As we started discussing in March, for decades, tech giant IBM has led the way in letting employees work from home, and has bragged about the results: savings and increased productivity. Between 1995 and 2008, the company said it reduced its office space by 78 million square feet, and 58 million square feet of that space was sold for a gain of $1.9 billion.
As reported in CNNMoney recently, 40 percent of its nearly 400,000 employees worldwide did not have a traditional office. However, the company is changing its policy. The vast majority of workers who have been asked to return to the office have agreed to do so, IBM said. The company added that while some exceptions to the policy will be made, some employees will lose their jobs if they’re unwilling to work in offices.
IBM is not the only tech company to pull some of its employees back. Marissa Mayer, CEO of Yahoo, caused an uproar four years ago when she also changed the policy to bring work-at-home employees back to traditional office space.
As a workforce engagement expert, this move does not sound like it would drive trust in senior leadership and an increased emotional connection to a company, so I did some research. Interestingly, I found a wealth of studies, news articles, and white papers that offer an array of statistics about remote work and the benefits telecommuting offers to employers and workers:
1. Remote work increases worker productivity.
2. It drives employee efficiency.
3. It lowers stress and boosts morale.
4. It reduces employee turnover.
5. It decreases real estate cost and overhead.
6. It often leads to greater workforce engagement.
7. It positively impacts the environment.
8. It meets demands of young workers.
9. It's the future of work.
10. It's a global phenomenon.

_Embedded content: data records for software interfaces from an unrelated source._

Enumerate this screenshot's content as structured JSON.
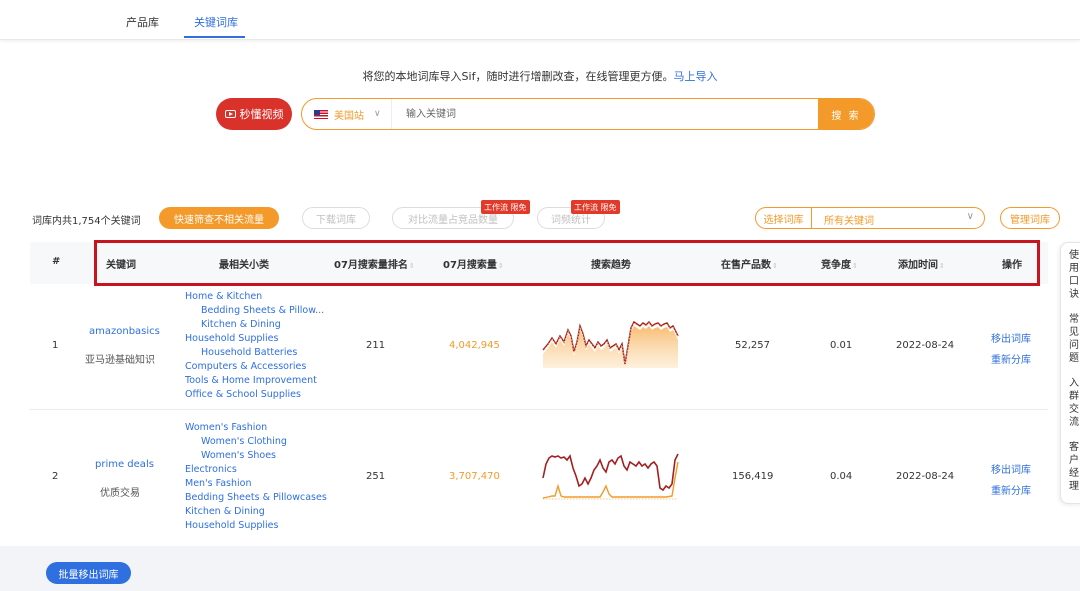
{
  "tabs": [
    {
      "label": "产品库",
      "active": false
    },
    {
      "label": "关键词库",
      "active": true
    }
  ],
  "import_prompt": {
    "text": "将您的本地词库导入Sif，随时进行增删改查，在线管理更方便。",
    "link": "马上导入"
  },
  "search": {
    "video_btn": "秒懂视频",
    "market": "美国站",
    "placeholder": "输入关键词",
    "button": "搜 索"
  },
  "toolbar": {
    "count_text": "词库内共1,754个关键词",
    "quick_btn": "快速筛查不相关流量",
    "download_btn": "下载词库",
    "compare_btn": "对比流量占竞品数量",
    "stats_btn": "词频统计",
    "workflow_tag": "工作流 限免",
    "select_label": "选择词库",
    "select_value": "所有关键词",
    "manage_btn": "管理词库"
  },
  "table": {
    "headers": {
      "index": "#",
      "keyword": "关键词",
      "category": "最相关小类",
      "rank": "07月搜索量排名",
      "volume": "07月搜索量",
      "trend": "搜索趋势",
      "products": "在售产品数",
      "competition": "竞争度",
      "added": "添加时间",
      "action": "操作"
    },
    "rows": [
      {
        "index": "1",
        "keyword": "amazonbasics",
        "translation": "亚马逊基础知识",
        "categories": [
          {
            "label": "Home & Kitchen",
            "level": 0
          },
          {
            "label": "Bedding Sheets & Pillow...",
            "level": 1
          },
          {
            "label": "Kitchen & Dining",
            "level": 1
          },
          {
            "label": "Household Supplies",
            "level": 0
          },
          {
            "label": "Household Batteries",
            "level": 1
          },
          {
            "label": "Computers & Accessories",
            "level": 0
          },
          {
            "label": "Tools & Home Improvement",
            "level": 0
          },
          {
            "label": "Office & School Supplies",
            "level": 0
          }
        ],
        "rank": "211",
        "volume": "4,042,945",
        "products": "52,257",
        "competition": "0.01",
        "added": "2022-08-24",
        "actions": [
          "移出词库",
          "重新分库"
        ]
      },
      {
        "index": "2",
        "keyword": "prime deals",
        "translation": "优质交易",
        "categories": [
          {
            "label": "Women's Fashion",
            "level": 0
          },
          {
            "label": "Women's Clothing",
            "level": 1
          },
          {
            "label": "Women's Shoes",
            "level": 1
          },
          {
            "label": "Electronics",
            "level": 0
          },
          {
            "label": "Men's Fashion",
            "level": 0
          },
          {
            "label": "Bedding Sheets & Pillowcases",
            "level": 0
          },
          {
            "label": "Kitchen & Dining",
            "level": 0
          },
          {
            "label": "Household Supplies",
            "level": 0
          }
        ],
        "rank": "251",
        "volume": "3,707,470",
        "products": "156,419",
        "competition": "0.04",
        "added": "2022-08-24",
        "actions": [
          "移出词库",
          "重新分库"
        ]
      }
    ]
  },
  "side_panel": {
    "groups": [
      "使用口诀",
      "常见问题",
      "入群交流",
      "客户经理"
    ]
  },
  "footer": {
    "batch_btn": "批量移出词库"
  },
  "colors": {
    "accent": "#f39a2a",
    "link": "#2f6fe0",
    "video_red": "#d8322b",
    "frame_red": "#c8141e"
  }
}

I’m coming down on the side of data. We know that engaged workers provide better customer satisfaction, stay longer, make fewer mistakes, are great ambassadors for your brand, and refer their friends and family members to your company for jobs, products, and services. In addition, a whopping 77 percent of employees report greater productivity when working remotely, according to a new survey by ConnectSolutions. As a leader, I encourage you to enable your employees to do their job in their pyjamas. Sometimes the industry leaders and best-known brands don’t get it right. Look at the data and consider asking your employees what they want. You can never go wrong when you take your customer’s and employee’s considerations into account. Ask and you shall receive.